Did I tell you my sister just had a baby? She is just the cutest thing ever. And so tiny! I’m used to my 9+ pounders so Evangeline Leigh seems like such a little peanut. There are so many things to worry about as a new parent. Little Evie started spiked a temp last weekend, and suddenly the new, exhausted parents found themselves in the hospital for two days.
All is well, but lots of hand washing and sanitizer usage ensued. And the latest scare? Hip dysplasia. I have always been a huge proponent of swaddling (we lovingly call our blankets “baby straightjackets”) and baby wearing, but I had no idea they could be dangerous if done incorrectly. After seeing this 9 Reasons Not To Carry Your Baby Facing Out article I started researching hip dysplasia and wanted to share some of what I found. I encourage you to do your own investigating as well!
What is hip dysplasia?
The International Hip Dysplasia Institute defines Developmental Dysplasia of the Hip or DDH as general instability, or looseness, of the hip joint.
“Within the womb, baby spends a long time tucked in the fetal position, in which both hips and knees are bent or flexed…. If the hips are forced into a stretched-out position too early, the ball is at risk of permanently deforming the edges of the cup shaped socket (hip dysplasia) or gradually slipping out of the socket altogether (hip dislocation).
“The most unhealthy position for the hips during infancy is when the legs are held in extension with the hips and knees straight and the legs brought together, which is the opposite of the fetal position.

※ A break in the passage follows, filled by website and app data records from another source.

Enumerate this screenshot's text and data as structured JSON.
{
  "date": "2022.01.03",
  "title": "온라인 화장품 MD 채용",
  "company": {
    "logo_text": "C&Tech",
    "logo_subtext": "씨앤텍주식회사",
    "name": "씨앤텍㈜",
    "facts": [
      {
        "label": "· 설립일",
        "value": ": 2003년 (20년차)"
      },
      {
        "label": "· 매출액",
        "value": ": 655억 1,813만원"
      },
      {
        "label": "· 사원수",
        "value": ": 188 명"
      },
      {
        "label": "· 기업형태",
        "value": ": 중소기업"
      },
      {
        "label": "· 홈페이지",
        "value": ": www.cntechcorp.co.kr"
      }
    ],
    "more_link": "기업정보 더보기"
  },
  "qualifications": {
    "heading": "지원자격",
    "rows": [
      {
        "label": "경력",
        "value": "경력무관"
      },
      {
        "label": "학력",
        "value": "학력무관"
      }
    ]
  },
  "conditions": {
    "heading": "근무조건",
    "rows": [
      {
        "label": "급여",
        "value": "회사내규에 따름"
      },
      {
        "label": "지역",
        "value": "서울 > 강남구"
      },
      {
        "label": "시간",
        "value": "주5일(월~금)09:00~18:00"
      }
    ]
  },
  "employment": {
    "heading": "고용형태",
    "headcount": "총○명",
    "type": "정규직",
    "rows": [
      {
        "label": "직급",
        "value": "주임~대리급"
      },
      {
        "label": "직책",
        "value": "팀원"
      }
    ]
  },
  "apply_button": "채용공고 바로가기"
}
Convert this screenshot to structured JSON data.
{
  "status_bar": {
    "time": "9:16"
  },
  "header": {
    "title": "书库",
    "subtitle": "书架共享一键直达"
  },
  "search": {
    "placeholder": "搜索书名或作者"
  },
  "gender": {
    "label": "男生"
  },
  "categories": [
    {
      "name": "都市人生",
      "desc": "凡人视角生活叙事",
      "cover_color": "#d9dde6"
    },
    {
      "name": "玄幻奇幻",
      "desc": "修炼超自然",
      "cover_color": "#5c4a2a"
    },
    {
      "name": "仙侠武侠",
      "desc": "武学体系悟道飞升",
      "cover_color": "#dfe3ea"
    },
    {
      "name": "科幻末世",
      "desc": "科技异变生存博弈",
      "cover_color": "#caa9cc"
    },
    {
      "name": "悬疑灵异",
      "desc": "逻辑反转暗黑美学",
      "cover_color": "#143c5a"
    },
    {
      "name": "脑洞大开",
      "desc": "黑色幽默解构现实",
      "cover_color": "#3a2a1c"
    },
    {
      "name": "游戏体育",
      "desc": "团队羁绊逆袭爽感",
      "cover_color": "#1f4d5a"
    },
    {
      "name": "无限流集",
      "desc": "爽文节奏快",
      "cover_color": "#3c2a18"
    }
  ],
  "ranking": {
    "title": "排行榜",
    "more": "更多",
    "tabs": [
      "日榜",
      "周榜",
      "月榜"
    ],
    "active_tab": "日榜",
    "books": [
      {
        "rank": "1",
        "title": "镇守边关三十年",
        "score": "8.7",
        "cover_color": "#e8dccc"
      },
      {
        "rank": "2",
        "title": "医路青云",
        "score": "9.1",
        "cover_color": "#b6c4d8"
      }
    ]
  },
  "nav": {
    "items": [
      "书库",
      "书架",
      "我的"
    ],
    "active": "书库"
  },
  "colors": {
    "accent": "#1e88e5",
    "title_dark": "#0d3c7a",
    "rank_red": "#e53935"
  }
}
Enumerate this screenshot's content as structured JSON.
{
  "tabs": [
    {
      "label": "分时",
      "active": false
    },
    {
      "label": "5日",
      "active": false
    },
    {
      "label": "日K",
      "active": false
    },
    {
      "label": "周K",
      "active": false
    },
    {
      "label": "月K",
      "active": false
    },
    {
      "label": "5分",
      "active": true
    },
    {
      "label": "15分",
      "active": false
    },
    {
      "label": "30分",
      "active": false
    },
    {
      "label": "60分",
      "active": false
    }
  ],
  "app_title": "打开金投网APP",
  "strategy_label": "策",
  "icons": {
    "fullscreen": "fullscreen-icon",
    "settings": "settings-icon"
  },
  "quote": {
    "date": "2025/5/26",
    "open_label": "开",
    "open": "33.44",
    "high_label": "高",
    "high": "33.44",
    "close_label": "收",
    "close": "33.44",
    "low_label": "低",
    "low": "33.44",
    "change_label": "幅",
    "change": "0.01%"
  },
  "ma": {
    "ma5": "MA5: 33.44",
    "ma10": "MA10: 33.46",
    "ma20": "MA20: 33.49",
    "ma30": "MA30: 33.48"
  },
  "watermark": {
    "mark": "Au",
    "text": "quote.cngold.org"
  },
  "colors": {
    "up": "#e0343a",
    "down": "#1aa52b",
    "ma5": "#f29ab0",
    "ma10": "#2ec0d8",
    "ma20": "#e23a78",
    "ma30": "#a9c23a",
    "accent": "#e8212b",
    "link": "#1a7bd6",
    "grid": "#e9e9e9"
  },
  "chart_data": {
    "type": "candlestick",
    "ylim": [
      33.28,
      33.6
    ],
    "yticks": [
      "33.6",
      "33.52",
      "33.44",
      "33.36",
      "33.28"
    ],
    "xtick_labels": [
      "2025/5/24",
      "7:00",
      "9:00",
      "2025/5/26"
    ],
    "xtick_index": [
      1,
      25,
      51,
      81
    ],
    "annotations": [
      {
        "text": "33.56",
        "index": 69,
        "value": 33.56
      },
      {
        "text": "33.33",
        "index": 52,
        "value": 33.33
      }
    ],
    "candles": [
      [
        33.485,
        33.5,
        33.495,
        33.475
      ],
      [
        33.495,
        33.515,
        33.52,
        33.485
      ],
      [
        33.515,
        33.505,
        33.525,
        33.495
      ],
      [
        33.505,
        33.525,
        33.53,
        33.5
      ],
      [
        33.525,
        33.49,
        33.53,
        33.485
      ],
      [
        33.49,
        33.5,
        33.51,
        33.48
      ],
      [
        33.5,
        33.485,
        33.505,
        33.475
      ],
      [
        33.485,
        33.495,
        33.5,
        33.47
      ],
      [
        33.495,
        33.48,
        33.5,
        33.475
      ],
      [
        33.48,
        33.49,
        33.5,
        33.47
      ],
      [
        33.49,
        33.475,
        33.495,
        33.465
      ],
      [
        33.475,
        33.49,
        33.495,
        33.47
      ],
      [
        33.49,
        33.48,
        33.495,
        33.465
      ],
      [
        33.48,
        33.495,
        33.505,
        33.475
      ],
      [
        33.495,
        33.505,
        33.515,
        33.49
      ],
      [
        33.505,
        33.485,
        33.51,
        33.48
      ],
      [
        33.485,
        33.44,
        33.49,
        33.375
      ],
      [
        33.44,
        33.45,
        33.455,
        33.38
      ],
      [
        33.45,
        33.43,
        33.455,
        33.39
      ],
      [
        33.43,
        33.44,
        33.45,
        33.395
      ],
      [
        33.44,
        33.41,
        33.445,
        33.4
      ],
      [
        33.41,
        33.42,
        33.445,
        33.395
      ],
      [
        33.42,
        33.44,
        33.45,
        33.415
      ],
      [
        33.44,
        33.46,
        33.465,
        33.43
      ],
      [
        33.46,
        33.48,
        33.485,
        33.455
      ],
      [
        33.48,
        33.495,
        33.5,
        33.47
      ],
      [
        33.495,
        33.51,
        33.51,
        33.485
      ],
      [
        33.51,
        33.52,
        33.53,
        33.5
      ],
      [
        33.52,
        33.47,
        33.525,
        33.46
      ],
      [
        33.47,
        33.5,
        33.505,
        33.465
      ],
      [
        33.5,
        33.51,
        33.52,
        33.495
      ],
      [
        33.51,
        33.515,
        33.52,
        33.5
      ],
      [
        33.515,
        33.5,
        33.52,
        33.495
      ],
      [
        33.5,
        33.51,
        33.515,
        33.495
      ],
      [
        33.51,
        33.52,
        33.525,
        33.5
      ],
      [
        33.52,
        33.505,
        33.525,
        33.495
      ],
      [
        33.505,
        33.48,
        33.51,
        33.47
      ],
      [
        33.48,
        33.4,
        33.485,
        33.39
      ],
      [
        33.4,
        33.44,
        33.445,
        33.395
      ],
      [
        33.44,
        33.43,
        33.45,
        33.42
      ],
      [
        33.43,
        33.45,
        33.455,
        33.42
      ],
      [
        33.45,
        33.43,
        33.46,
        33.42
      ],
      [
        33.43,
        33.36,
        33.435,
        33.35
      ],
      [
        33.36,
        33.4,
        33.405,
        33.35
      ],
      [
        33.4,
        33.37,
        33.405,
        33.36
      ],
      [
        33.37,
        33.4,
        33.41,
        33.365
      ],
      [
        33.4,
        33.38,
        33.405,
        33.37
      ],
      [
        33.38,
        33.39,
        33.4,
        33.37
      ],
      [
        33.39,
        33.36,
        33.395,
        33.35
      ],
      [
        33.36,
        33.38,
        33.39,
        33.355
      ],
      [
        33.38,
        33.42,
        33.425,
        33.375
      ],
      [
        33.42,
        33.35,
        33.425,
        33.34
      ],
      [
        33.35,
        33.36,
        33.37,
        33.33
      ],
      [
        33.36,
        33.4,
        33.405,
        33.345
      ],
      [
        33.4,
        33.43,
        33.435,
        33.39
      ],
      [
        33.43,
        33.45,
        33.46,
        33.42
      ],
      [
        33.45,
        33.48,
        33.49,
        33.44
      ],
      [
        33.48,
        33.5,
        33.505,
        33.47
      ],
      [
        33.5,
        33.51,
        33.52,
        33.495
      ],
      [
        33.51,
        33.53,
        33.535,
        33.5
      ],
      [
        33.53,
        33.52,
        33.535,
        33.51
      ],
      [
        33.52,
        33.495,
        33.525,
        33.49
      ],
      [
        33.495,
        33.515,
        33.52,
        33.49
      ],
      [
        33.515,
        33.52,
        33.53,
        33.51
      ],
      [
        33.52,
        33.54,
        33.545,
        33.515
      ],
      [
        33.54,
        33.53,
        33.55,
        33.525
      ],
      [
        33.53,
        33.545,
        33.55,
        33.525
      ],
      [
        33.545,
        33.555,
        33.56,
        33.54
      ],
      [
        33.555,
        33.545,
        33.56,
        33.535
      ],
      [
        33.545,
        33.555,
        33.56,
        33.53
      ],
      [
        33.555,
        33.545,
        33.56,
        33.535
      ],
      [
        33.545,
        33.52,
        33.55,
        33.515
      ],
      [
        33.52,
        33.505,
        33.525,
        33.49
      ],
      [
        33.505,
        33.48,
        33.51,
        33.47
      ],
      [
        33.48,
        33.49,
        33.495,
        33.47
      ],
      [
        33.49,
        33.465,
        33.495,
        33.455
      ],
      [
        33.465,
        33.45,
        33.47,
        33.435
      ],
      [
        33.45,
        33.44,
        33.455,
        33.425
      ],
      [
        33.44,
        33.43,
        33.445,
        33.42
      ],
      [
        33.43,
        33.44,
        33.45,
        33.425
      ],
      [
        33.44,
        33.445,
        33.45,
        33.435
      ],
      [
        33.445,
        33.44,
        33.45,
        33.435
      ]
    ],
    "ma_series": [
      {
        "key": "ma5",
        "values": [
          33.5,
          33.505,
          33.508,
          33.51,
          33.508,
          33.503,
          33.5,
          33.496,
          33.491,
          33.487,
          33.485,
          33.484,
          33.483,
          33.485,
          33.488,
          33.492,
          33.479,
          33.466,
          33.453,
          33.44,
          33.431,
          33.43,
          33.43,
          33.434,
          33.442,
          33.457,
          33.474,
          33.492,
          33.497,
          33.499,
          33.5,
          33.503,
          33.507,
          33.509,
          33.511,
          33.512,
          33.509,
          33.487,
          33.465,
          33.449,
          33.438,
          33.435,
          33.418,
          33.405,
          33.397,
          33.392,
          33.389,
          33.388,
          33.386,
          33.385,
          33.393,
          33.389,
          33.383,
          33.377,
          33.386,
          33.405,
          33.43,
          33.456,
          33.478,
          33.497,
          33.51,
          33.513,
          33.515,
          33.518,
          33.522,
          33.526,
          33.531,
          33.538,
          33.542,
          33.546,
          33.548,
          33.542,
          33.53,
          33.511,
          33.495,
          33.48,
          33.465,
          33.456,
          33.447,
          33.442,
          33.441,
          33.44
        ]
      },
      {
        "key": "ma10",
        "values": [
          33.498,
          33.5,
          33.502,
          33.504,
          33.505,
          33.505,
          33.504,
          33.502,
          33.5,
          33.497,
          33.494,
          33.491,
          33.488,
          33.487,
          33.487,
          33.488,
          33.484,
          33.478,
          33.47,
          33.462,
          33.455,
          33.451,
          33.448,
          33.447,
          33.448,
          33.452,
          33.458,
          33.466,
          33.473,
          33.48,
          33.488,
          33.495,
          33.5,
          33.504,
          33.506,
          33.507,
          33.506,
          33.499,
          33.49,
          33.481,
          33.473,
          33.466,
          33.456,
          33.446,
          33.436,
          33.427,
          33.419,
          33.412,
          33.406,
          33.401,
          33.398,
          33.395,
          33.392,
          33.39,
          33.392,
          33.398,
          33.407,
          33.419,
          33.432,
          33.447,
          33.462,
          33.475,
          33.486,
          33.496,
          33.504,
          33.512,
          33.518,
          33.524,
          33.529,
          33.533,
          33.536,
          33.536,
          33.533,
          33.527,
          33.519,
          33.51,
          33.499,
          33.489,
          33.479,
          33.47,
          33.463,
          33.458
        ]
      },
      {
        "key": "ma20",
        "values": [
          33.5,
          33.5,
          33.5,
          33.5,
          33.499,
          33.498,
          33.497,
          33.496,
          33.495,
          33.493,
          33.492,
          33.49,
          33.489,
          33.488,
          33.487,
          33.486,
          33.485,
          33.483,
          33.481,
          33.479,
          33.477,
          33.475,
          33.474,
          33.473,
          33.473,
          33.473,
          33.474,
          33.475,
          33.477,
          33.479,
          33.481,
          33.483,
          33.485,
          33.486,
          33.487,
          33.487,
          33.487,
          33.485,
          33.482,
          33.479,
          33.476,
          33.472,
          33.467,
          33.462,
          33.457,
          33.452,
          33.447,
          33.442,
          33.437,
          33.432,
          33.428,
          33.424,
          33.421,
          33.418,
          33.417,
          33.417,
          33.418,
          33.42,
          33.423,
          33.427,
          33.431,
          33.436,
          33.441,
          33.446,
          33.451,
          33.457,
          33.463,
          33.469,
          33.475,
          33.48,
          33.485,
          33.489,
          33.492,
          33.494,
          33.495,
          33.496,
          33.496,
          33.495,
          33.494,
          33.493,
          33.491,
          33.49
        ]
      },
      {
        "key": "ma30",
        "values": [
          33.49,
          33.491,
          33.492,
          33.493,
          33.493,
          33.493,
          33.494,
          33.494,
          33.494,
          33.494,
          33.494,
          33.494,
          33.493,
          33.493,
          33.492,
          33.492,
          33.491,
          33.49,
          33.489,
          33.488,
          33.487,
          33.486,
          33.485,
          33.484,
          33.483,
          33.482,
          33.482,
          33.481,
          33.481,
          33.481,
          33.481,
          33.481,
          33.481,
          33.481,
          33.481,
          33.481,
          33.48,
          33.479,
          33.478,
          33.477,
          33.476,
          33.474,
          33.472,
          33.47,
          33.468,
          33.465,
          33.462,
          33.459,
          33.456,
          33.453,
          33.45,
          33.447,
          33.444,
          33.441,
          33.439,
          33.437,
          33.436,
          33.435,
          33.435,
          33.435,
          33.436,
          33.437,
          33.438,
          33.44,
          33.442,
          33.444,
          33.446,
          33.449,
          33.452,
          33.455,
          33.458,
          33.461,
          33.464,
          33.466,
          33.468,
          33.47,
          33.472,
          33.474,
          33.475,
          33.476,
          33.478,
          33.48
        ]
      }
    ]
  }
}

The risk to the hips is greater when this unhealthy position is maintained for a long time….The healthiest position for the hips is for the hips to fall or spread (naturally) apart to the side, with the thighs supported and the hips and knees bent.” (source)
Safe baby carriers
Babywearing is good for both baby and mom if done properly. Mom needs good back support, and baby needs proper hip support.
The International Hip Dysplasia Institute illustrates what to look for in a carrier:
When you think about it, you wouldn’t want to dangle in a position with all of your weight in the crotch either! A bent leg, more seated position puts far less pressure on the hip joint because the legs are spread, supported, and the hip is in a more stable position. You can also find illustrations of proper baby sling and car seat positioning. (source)
Over the years, I’ve worn baby in all the “incorrect” ways until finally discovering that carriers like the Boba are the most comfortable, supportive and convenient.
I am a huge, HUGE fan of swaddling. My kids always calmed down after being wrapped and generally slept longer. This is my favorite baby item of all time.
But swaddling needs to be done correctly. I watched this video and breathed a sigh of relief that I was doing okay!
Were you familiar with hip dysplasia? Share your stories in the comments!